The teams include Jamesburg Presbyterian Church in Jamesburg, advised by Shital Shah; John P. Stevens High School in Edison, advised by William McMullen; Morristown County 4-H in Morristown, advised by Luke McConoughey; and Montgomery High School in Skillman, advised by Daniel Lee.
Junior Jet Propulsion Lab is a second-year club at J.P. Stevens High and has garnered interest from students in rocketry and other aerospace/aviation fields.
Skillman’s team is all freshmen, and this is their first year competing in TARC.
Morristown is also competing in TARC for the first time.
Jamesburg Presbyterian is in the national finals for the first time.
This year’s rules require teams to design, build and launch a model rocket that safely carries two raw eggs to a target altitude of 835 feet, with a target flight duration of 41–44 seconds.
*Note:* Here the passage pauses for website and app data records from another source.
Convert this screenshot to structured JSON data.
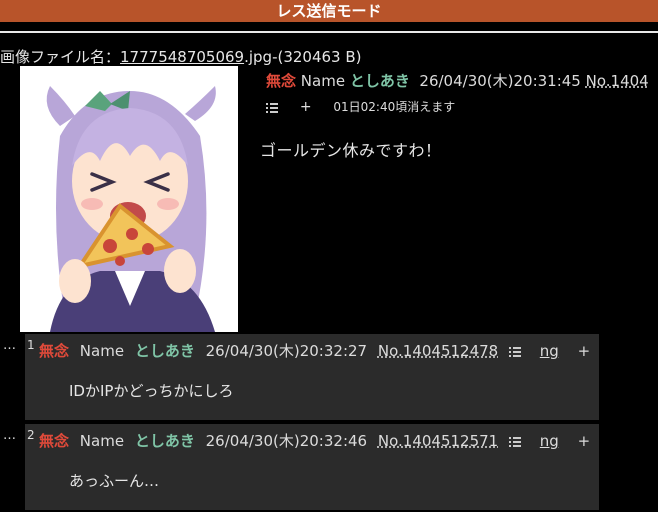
{
  "header": {
    "title": "レス送信モード"
  },
  "file_info": {
    "prefix": "画像ファイル名：",
    "filename": "1777548705069",
    "suffix": ".jpg-(320463 B)"
  },
  "op": {
    "subject": "無念",
    "name_label": "Name",
    "name": "としあき",
    "datetime": "26/04/30(木)20:31:45",
    "number": "No.1404",
    "plus": "+",
    "expire": "01日02:40頃消えます",
    "text": "ゴールデン休みですわ！"
  },
  "replies": [
    {
      "dots": "…",
      "index": "1",
      "subject": "無念",
      "name_label": "Name",
      "name": "としあき",
      "datetime": "26/04/30(木)20:32:27",
      "number": "No.1404512478",
      "ng": "ng",
      "plus": "+",
      "text": "IDかIPかどっちかにしろ"
    },
    {
      "dots": "…",
      "index": "2",
      "subject": "無念",
      "name_label": "Name",
      "name": "としあき",
      "datetime": "26/04/30(木)20:32:46",
      "number": "No.1404512571",
      "ng": "ng",
      "plus": "+",
      "text": "あっふーん…"
    }
  ],
  "colors": {
    "header_bg": "#b8542a",
    "subject": "#e04a3a",
    "name": "#7fc4a6",
    "reply_bg": "#2b2b2b"
  }
}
The contest involves more than 4,000 students from 41 states, and more than 720 teams submitting scores.
The students will compete against other teams at the national finals, taking place May 14 in The Plains, Virginia. In addition to competing for the title of national champion and an all-expense paid trip to London for the international finals, teams will be competing for $100,000 in prizes. The top 25 teams will automatically receive invitations to NASA’s Student Launch workshop.
Sponsored by the Aerospace Industries Association (AIA), the National Association of Rocketry, and more than 20 industry partners, TARC is the aerospace and defense industry’s flagship program designed to encourage students to pursue study and careers in science, technology, engineering and math (STEM), according to information provided by Strategies 360. Now in its 20th year, the competition has inspired more than 85,000 middle and high school students to explore education and careers in STEM fields.
“The hands-on experience students gain as part of TARC creates limitless pathways in STEM and the aerospace industry, opening the door for them to be a part of the world’s most exciting innovations,” Eric Fanning, president and CEO of AIA, said in a prepared statement. “These students will be designing the rockets that will take us to Mars and beyond, and I can’t wait to see which of these incredible rocketeers will be crowned National Champion in May.”